Mr. Marlowe is president of Marlowe & Company, a lobbying concern that represents many Atlantic and Pacific coastal communities. He said in an interview that sand supplies should be managed "holistically" — and on a regional basis, not town by town, as is now largely the case.
Managers should look at inlets, ports and the Intracoastal Waterway, as well as offshore sand sources, Mr. Marlowe said, adding, "You have to have an interstate approach."
That is particularly true in New Jersey, he said, because towns in New York and Delaware also often find themselves on the hunt for sand. Elsewhere in the country, towns feud over who is entitled to offshore sand.

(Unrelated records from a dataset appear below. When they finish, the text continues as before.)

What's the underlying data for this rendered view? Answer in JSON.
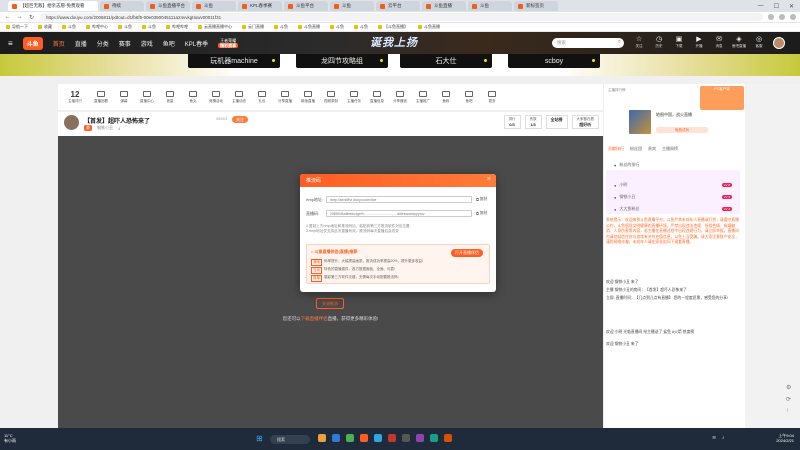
{
  "browser": {
    "active_tab": "【超巨无敌】相亲志愿-免费观看",
    "tabs": [
      "待续",
      "斗鱼直播平台",
      "斗鱼",
      "KPL春季赛",
      "斗鱼平台",
      "斗鱼",
      "云平台",
      "斗鱼直播",
      "斗鱼",
      "新标签页"
    ],
    "url": "https://www.douyu.com/2006811/pdtout=d1fb6f5-00e0350045111a24vvkgtIuwv00011f31",
    "bookmarks": [
      "导航一下",
      "收藏",
      "斗鱼",
      "哔哩中心",
      "斗鱼",
      "斗鱼",
      "哔哩哔哩",
      "云直播直播中心",
      "云门直播",
      "斗鱼",
      "斗鱼直播",
      "斗鱼",
      "斗鱼",
      "【斗鱼直播】",
      "斗鱼直播"
    ]
  },
  "site": {
    "logo": "斗鱼",
    "nav": [
      "首页",
      "直播",
      "分类",
      "赛事",
      "游戏",
      "鱼吧",
      "KPL春季"
    ],
    "promo_top": "王者荣耀",
    "promo_bottom": "精彩赛事",
    "banner_title": "诞我上扬",
    "search_placeholder": "搜索",
    "header_icons": [
      {
        "glyph": "☆",
        "label": "关注"
      },
      {
        "glyph": "◷",
        "label": "历史"
      },
      {
        "glyph": "▣",
        "label": "下载"
      },
      {
        "glyph": "▶",
        "label": "开播"
      },
      {
        "glyph": "✉",
        "label": "消息"
      },
      {
        "glyph": "◈",
        "label": "鱼吧直播"
      },
      {
        "glyph": "◎",
        "label": "客服"
      }
    ]
  },
  "stream_buttons": [
    "玩机器machine",
    "龙四节攻略组",
    "石大仕",
    "scboy"
  ],
  "room": {
    "hot_value": "12",
    "hot_label": "主播排行",
    "tools": [
      "直播回看",
      "弹幕",
      "直播中心",
      "音量",
      "鱼丸",
      "竞猜活动",
      "主播动态",
      "礼包",
      "分享直播",
      "新版直播",
      "视频录制",
      "主播任务",
      "直播信息",
      "分享赚钱",
      "主播推广",
      "鱼粉",
      "鱼吧",
      "更多"
    ],
    "title": "【首发】超吓人恐怖来了",
    "tag": "赛",
    "anchor": "钢铁小丑",
    "viewers": "4",
    "room_no": "98593",
    "follow": "关注",
    "stat1_label": "排行",
    "stat1": "0/3",
    "stat2_label": "贵族",
    "stat2": "1/3",
    "stat3": "全站榜",
    "stat4_label": "大家都在看",
    "stat4": "超好听"
  },
  "modal": {
    "title": "推流码",
    "rtmp_label": "rtmp地址:",
    "rtmp_value": "rtmp://sendfhz.douyu.com/live",
    "key_label": "直播码:",
    "key_value": "2085945a8bedc4ge9=  ...............................  &liteswzwxppymv",
    "copy_label": "复制",
    "note1": "1.复制上方rtmp地址和推流码后，粘贴到第三方推流软件对应位置",
    "note2": "2.rtmp地址仅支持此次直播有效，推流码每次直播后会改变",
    "promo_title": "斗鱼直播伴侣(直播)推荐",
    "promo_btn": "打开直播伴侣",
    "promo_lines": [
      {
        "tag": "清晰",
        "text": "码率提升，大幅提高画质，推流成功率提高20%，提升更多收益!"
      },
      {
        "tag": "互动",
        "text": "特色的直播插件，各方数据面板、全面、可靠!"
      },
      {
        "tag": "简单",
        "text": "摄影第三方软件无缝，无需每次手动配置推流码!"
      }
    ]
  },
  "player": {
    "open_button": "关闭推流",
    "hint_prefix": "您还可以",
    "hint_link": "下载直播伴侣",
    "hint_suffix": "直播，获得更多精彩体验!"
  },
  "right_panel": {
    "rank_label": "主播排行榜",
    "game_name": "地图中国，战火直播",
    "game_btn": "免费试玩",
    "ad_text": "PC客户端",
    "tabs": [
      "贡献排行",
      "粉丝团",
      "贵宾",
      "主播周榜"
    ],
    "fans": [
      {
        "name": "小明",
        "badge": "LV 8"
      },
      {
        "name": "钢铁小丑",
        "badge": "LV 6"
      },
      {
        "name": "大大鱼粉丝",
        "badge": "LV 4"
      }
    ],
    "fans_header": "粉丝的排行",
    "system_notice": "系统提示：欢迎来到斗鱼直播平台，斗鱼严禁未成年人直播或打赏，请遵守直播公约，斗鱼倡导文明健康的直播环境，严禁出现违法违规、低俗色情、吸烟酗酒、人身伤害等内容，若主播在直播过程中出现违规行为，请立即举报。直播间内请勿轻信任何与游戏有关的充值信息，以免上当受骗。请大家注意财产安全，谨防网络诈骗，未成年人请在家长陪同下观看直播。",
    "msg1": "欢迎 钢铁小丑 来了",
    "msg2": "主播 钢铁小丑的房间：【首发】超吓人恐怖来了",
    "msg3": "立即: 直播时间：【几点到几点有直播】 您的一程度愿景，感受您的分享!",
    "msg4": "欢迎 小明 光临直播间 给主播送了 鲨鱼 #火箭 热度榜",
    "msg5": "欢迎 钢铁小丑 来了"
  },
  "taskbar": {
    "weather_temp": "11°C",
    "weather_text": "有小雨",
    "search": "搜索",
    "time": "上午9:04",
    "date": "2024/2/21"
  }
}
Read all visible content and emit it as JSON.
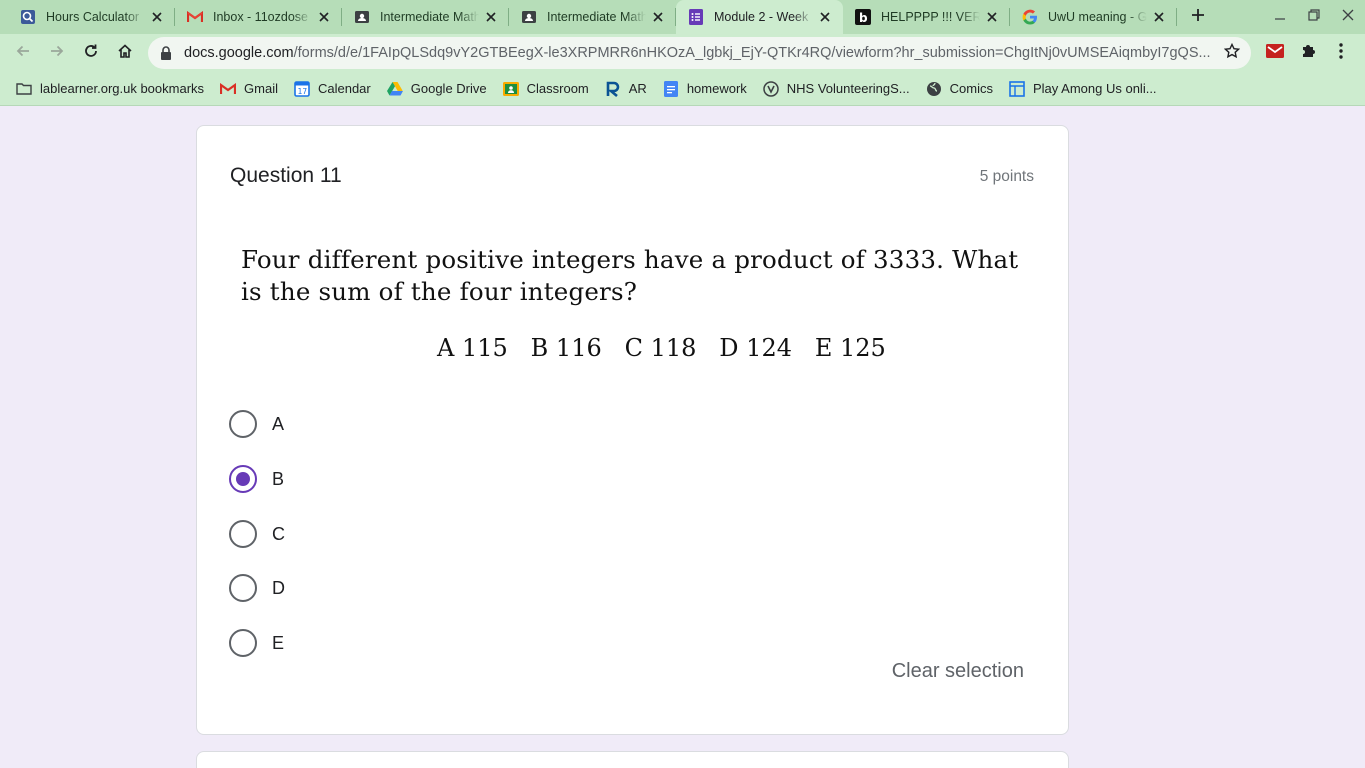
{
  "browser": {
    "tabs": [
      {
        "title": "Hours Calculator",
        "icon": "search-icon",
        "active": false
      },
      {
        "title": "Inbox - 11ozdose",
        "icon": "gmail-icon",
        "active": false
      },
      {
        "title": "Intermediate Math",
        "icon": "classroom-icon",
        "active": false
      },
      {
        "title": "Intermediate Math",
        "icon": "classroom-icon",
        "active": false
      },
      {
        "title": "Module 2 - Week",
        "icon": "forms-icon",
        "active": true
      },
      {
        "title": "HELPPPP !!! VERY",
        "icon": "brainly-icon",
        "active": false
      },
      {
        "title": "UwU meaning - G",
        "icon": "google-icon",
        "active": false
      }
    ],
    "url": {
      "host": "docs.google.com",
      "path": "/forms/d/e/1FAIpQLSdq9vY2GTBEegX-le3XRPMRR6nHKOzA_lgbkj_EjY-QTKr4RQ/viewform?hr_submission=ChgItNj0vUMSEAiqmbyI7gQS..."
    },
    "bookmarks": [
      {
        "label": "lablearner.org.uk bookmarks",
        "icon": "folder-icon"
      },
      {
        "label": "Gmail",
        "icon": "gmail-icon"
      },
      {
        "label": "Calendar",
        "icon": "calendar-icon"
      },
      {
        "label": "Google Drive",
        "icon": "drive-icon"
      },
      {
        "label": "Classroom",
        "icon": "classroom-icon"
      },
      {
        "label": "AR",
        "icon": "ar-icon"
      },
      {
        "label": "homework",
        "icon": "docs-icon"
      },
      {
        "label": "NHS VolunteeringS...",
        "icon": "volunteer-icon"
      },
      {
        "label": "Comics",
        "icon": "globe-icon"
      },
      {
        "label": "Play Among Us onli...",
        "icon": "game-icon"
      }
    ],
    "colors": {
      "frame": "#b6ddb8",
      "toolbar": "#cdeccf",
      "accent": "#673ab7"
    }
  },
  "question": {
    "title": "Question 11",
    "points": "5 points",
    "text": "Four different positive integers have a product of 3333. What is the sum of the four integers?",
    "choices_line": "A 115   B 116   C 118   D 124   E 125",
    "options": [
      {
        "label": "A",
        "selected": false
      },
      {
        "label": "B",
        "selected": true
      },
      {
        "label": "C",
        "selected": false
      },
      {
        "label": "D",
        "selected": false
      },
      {
        "label": "E",
        "selected": false
      }
    ],
    "clear_label": "Clear selection"
  }
}
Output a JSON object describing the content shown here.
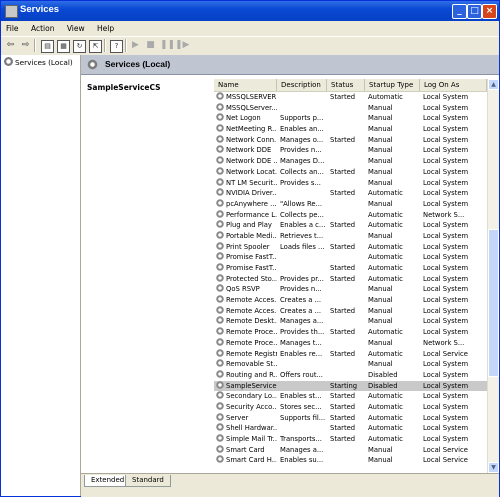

Towns in Florida have gone to court over the issue.
Avalon, N.J., about 20 miles north of Cape May, looks to Townsends Inlet north of town for its sand, according to Harry deButts, who retired in 2008 as the town's director of public works and now works part time on its emergency management efforts. He said Avalon shares that sand with Sea Isle City, the town across the inlet.
Mr. deButts said the Army Corps of Engineers dredged about 450,000 cubic yards of sediment from the inlet in 2003, and applied "a couple hundred thousand cubic yards" more about five years later. The town is scheduled to receive more sand in December, to repair damage from Hurricane Irene last year.
He said "the beaches did their job" during Hurricane Sandy, saving buildings in Avalon from flood damage. The town had built a dune more than 20 feet high, adopting what he called "an education program" to explain the advantages of second-floor living rooms to residents whose views were blocked.
That can be a hard sell. In Harvey Cedars, on Long Beach Island, homeowners have sued for compensation over loss of ocean views because of a proposed project. The case is before the New Jersey Supreme Court.
Where artificial beaches failed to protect their communities, it was probably because "this storm just exceeded the design conditions," said Dr. Herrington, of the Stevens Institute, who has been working with the state to assess coastal protection. Typically, he said, projects in New Jersey are engineered to withstand the kind of storm that on average occurs only once every 75 years.
But as the climate warms, sea levels are rising and bad storms may come more frequently. And New Jersey is particularly vulnerable because of tectonic forces and changes in ocean currents.
When the glaciers retreated about 15,000 years ago, land in the region bounced up; now it is sinking again. Meanwhile, ocean circulation patterns are changing in ways that push water up against the mid-Atlantic coast.
"We cannot sustain the shoreline in the future as we have in the past," said Mr. Williams, of the Geological Survey. "Particularly from a beach nourishment standpoint."
—Written by Cornelia Dean for The New York Times